Evelyn Waugh, a British writer, was one of the best comedic novels of the twentieth century, and one of my personal favorites. He was best known for his creations of elderly upper-class boobies, many of whom were members of the peerage, and one of them appears in “Black Mischief,” a 1932 novel I’m rediscovering after fifty years. It’s set in Azania, a fictional island kingdom off the coast of Africa, where Sir Samson Courteney, an exceedingly useless member of the Foreign Ministry, has been assigned as ambassador due to his incompetence and the misguided notion that he won’t get into trouble in this little, weird principality. On the day the mail boat comes, Waugh paints a heartbreaking and hilarious portrait of the British legation. Bored bureaucrats rip off the covers of months-old periodicals and newspapers, read each other’s personal letters, and toss all official Foreign Ministry dispatches into the trash, where they are burnt unread.

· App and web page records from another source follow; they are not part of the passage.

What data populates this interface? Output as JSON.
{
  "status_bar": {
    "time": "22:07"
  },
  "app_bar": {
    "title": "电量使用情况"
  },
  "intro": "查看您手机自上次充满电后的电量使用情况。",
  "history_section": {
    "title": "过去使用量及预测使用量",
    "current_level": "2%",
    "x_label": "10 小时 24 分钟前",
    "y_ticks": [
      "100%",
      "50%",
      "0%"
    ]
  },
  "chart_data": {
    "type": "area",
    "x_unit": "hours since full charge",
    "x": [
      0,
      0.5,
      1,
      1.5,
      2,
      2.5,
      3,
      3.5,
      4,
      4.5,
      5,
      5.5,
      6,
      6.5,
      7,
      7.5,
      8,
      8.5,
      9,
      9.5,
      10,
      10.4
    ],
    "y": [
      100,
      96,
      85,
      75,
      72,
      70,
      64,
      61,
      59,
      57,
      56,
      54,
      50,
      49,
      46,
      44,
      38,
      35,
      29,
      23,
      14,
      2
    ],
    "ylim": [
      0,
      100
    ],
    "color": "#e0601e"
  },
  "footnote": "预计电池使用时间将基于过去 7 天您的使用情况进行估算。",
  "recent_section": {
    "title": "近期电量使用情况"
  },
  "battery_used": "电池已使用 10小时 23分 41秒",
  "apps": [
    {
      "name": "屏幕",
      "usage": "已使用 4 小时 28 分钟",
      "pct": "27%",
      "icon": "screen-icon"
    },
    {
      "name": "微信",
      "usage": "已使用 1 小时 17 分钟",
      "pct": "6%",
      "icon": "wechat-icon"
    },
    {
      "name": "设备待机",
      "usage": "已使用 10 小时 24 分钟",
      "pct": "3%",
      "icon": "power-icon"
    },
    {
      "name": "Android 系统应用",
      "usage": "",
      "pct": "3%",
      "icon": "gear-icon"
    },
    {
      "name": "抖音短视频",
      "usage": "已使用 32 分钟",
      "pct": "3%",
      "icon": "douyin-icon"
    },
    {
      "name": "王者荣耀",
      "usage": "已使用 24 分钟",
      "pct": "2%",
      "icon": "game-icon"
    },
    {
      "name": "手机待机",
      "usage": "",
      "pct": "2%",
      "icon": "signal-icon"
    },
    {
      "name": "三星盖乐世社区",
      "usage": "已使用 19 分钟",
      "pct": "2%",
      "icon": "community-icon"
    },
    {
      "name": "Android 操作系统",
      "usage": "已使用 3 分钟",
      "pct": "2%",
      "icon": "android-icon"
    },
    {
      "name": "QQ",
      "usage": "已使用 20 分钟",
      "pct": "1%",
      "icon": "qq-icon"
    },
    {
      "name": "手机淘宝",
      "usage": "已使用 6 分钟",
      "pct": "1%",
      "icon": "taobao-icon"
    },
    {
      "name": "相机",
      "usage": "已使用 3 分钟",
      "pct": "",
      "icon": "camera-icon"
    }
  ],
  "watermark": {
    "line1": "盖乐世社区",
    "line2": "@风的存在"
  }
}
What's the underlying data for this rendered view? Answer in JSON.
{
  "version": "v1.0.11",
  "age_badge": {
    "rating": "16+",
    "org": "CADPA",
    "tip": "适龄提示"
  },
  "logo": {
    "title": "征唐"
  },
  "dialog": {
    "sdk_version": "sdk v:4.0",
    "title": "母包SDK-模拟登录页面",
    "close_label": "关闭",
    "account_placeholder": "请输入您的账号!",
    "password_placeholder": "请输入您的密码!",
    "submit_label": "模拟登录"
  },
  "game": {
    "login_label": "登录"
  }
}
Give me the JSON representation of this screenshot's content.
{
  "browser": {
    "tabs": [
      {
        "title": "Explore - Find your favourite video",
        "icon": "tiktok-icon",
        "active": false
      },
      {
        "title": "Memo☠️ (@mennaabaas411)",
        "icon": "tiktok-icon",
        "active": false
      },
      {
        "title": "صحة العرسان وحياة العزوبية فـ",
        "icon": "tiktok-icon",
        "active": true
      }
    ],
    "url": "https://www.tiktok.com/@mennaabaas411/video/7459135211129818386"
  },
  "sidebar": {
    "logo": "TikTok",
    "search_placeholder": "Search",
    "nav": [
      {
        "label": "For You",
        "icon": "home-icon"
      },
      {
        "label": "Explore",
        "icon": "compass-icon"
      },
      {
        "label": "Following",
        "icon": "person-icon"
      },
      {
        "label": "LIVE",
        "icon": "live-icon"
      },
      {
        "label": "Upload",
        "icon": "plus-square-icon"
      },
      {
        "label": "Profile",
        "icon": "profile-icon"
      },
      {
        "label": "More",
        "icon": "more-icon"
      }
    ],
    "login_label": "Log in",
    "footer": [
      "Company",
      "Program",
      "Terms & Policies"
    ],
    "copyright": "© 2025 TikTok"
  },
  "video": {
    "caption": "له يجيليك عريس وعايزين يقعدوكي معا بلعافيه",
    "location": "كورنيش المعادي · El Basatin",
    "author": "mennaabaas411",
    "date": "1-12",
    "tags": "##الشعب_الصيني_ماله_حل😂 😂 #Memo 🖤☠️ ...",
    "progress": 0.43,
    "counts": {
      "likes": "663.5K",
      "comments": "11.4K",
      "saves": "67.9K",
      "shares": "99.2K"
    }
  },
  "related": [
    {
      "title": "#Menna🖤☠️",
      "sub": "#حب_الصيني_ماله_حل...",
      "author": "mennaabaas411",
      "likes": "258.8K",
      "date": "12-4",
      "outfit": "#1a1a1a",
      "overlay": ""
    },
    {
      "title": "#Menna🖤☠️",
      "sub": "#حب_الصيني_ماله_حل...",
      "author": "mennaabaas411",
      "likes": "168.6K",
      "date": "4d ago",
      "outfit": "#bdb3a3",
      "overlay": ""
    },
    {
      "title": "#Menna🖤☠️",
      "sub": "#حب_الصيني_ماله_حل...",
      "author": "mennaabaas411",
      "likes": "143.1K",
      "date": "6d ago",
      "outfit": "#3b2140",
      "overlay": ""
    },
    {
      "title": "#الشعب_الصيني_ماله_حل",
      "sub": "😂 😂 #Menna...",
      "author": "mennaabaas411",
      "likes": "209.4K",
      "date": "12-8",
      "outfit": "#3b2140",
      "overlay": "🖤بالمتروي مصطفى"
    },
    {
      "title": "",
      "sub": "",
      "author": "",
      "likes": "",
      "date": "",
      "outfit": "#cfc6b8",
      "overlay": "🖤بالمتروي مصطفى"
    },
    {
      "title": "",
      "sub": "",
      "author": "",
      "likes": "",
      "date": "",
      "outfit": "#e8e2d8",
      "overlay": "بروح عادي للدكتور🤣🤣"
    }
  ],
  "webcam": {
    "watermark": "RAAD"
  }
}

Sir Samson, on the other hand, receives a letter that fascinates him. He reads it loudly and adds, “Good luck.” “Make nine copies of this letter and send them to nine separate people…” He exclaims, “What an extraordinary concept!” “‘An American commander in France started the letter. If you break the chain, you’ll have bad luck, but if you pass it on, you’ll have good luck. One woman lost her spouse, while another gained a fortune at roulette – simply by doing it or not doing it…you know, I should never have considered it conceivable…” Meanwhile, everyone else goes on with their lives until Sir Samson receives yet another unsolicited letter. “Another most unusual thing, my darling,” he adds to his wife. Take a look at this. Everything revolves around the Great Pyramid. It’s all a cosmic allegory, you see. The “Displacement factor” has a role. Listen.” “The total lengths of the two tribulation chapters are precisely 153 Pyramid inches – 153 being the number emblematic of the elect in our Lord’s mystical enactment of the draught of 153 fishes,” he reads to his wife and the assembled staff. “I say, I’ve got to get into this.” It sounds terrifyingly intriguing! I’m not sure who sends these items to me. Whoever it is, they’re very decent.”
The crew continues to gossip and devour old newspapers, but the credulous old ambassador continues to read. “There appears to be a Triple Veil of Ancient Egyptian Prophecy chamber inside the Pyramid…the east wall of the Antichamber depicts Truce in Chaos…” Over the old boy’s continuing reading, a more general discussion about many fashion publications takes place. “…Four limestone blocks depicting 1936’s ultimate hardships…”
Now, I’m not implying that those preoccupied with 2012 are as gullible and foggy-headed as Sir Samson Courteney was in 1936. I’m not requiring it; rather, I’m recommending it. 2012 will pass in the same way that 1936 did.